JLM: I’ll call the original version Jude Johnstone’s because it’s her song. Jude’s is so great. It’s more gospel and a bit faster. I love it. Johnny’s live version, which was the first version I heard, is simple and direct, and also faster. From artist to artist to artist we should have different versions. Every person on the planet has a different palette of experiences, so we’re all working with different shades… Art is fascinating that way. ‘Unchained’ is the best kind of song because it’s such an available song. I think a lot of people – most people I know – can relate to it in their own way. My rendition is very much ‘shadow work’. It’s slower, it feels a bit darker. Jimmy Paxson (drummer) showed up with chains inside of a trash can and played that. The textures Dan Navarro and Jim Scott teased out of the track are gloriously dark velvet. Brian Whelan’s solo is a nod to Willie Nelson, and his vocal harmonies make the song in my opinion.
AH: Dan, what drew you to this project?
DN: Jesse’s voice. When Jesse said she wanted to cover Jude Johnstone’s “Unchained”, cut by Johnny Cash in 1996, I was fascinated. Jude, an old friend of mine, did the song very “gospel,” while Johnny, in a solo-guitar-and-voice live version, pulled it waaay back from his Americana studio album version. I felt that an even slower, achingly soulful rendition, delivered by Jesse’s gorgeous voice, would drive home the message of trials, surrender and redemption. And she did.
AH: Jesse, what inspired you to title your upcoming album Belle Sent Me?
JLM: My great-grandma, who I never met, was named Belle Clayton. She was born November 18th, 1894 and died January 23rd, 1976, and she was a poet. She was never published or known, but she was an artist. She compiled all of her poems into a handwritten book, and one of her so-called friends thought the book was so good, they asked to borrow it. The book never made it back home, and Belle was so discouraged, that she never put that sort of effort in again. The times were also hard for everyone. She wound up having four boys in the war at the same time, and was so overwhelmed by worry that she just stayed home and paced the floor. I can imagine that level of anxiety becoming paralyzing. The boys made it home, but then she lost one of her daughters to a stroke at an early age. Belle suffered a lot of angst, and some of the family ruthlessly gossiped about her in disapproval of how she handled it. She was a very intelligent and well-read person, and smart people tend to feel deeply.
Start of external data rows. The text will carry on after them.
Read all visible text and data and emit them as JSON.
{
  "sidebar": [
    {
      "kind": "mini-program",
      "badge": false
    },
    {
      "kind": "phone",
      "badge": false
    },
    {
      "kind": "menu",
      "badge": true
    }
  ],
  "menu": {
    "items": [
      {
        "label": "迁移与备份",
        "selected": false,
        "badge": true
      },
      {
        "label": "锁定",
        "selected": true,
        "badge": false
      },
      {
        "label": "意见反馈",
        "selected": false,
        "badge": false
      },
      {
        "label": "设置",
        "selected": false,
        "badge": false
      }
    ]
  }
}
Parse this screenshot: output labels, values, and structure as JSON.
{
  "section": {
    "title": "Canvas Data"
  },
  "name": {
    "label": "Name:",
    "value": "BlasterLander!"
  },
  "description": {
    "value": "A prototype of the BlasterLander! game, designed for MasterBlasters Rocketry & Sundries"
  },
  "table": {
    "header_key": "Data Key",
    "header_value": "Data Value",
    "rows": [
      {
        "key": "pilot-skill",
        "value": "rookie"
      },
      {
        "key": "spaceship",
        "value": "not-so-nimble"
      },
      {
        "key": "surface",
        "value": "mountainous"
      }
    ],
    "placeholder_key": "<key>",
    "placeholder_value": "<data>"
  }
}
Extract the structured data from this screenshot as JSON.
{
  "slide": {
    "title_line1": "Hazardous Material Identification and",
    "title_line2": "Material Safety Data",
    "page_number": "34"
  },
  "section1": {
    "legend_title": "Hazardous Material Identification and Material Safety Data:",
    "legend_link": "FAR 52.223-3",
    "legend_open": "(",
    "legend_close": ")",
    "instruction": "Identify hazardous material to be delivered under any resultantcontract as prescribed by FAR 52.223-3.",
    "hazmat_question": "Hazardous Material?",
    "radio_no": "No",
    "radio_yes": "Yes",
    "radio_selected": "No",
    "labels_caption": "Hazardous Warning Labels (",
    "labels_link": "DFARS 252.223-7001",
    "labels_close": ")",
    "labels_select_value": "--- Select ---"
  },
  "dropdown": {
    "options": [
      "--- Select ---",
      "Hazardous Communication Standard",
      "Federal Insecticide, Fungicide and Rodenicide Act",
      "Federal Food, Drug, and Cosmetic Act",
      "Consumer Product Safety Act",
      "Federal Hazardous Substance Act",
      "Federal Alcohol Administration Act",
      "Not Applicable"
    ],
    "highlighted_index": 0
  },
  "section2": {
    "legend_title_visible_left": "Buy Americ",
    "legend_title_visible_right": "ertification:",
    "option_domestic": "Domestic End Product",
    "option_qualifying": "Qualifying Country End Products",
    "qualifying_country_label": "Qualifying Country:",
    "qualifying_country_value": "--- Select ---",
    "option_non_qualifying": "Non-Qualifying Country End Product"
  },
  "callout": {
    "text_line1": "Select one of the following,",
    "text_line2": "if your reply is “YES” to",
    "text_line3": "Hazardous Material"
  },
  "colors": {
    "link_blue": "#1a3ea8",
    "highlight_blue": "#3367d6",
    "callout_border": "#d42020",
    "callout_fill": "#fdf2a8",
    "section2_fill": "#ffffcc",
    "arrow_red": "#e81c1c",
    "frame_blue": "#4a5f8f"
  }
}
There are a few women in my family who have lived their own versions of this story, including me. I’m calling on Belle as a representation of all of us. Any opportunity that I have to express myself creatively, out loud, belongs to them too.
AH: Can you tell us an interesting anecdote about making about the album?
JLM: I can tell you I have most of the tracks recorded, and also that I have more than I need. My last album Fortunes was only seven songs. This will be a truly full length release, as far as meeting industry criteria. It’s a mix of some country-ish Americana, reminiscent of my EP Come Visit Soon, some soul, and a touch of Fortunes’ ethereal sound. Right now I’m arranging and rearranging the song order trying to have them tell a story that feels true to me. I have a 100 percent larger team behind me than I did before when I released those two earlier collections, and I’m so happy about that! At the same time, I need to make sure the story I’m telling is mine.
AH: Where can we see you performing live this year?
JLM: Most of my time this year is devoted to finishing up the album, but I’ll be at the Key West Songwriter’s Festival in May, exact dates/times to be announced. I also have some other potential dates we’re solidifying around then. There may be shows this summer in the north east. I’ve got some dates opening for Dan in August. My website is the go-to for tour info! http://www.JesseLynnMadera.com
Thanks for you time, and for speaking with us Dan Navarro and Jesse Lynn Madera!
Find more information on Dan Navarro here: https://dannavarro.com/home
Enjoy our previous coverage here: Video Premiere: Jesse Lynn Madera “I’ll Be Home For Christmas”
and here: Interview: Dan Navarro “Horizon Line” is Built on Positivity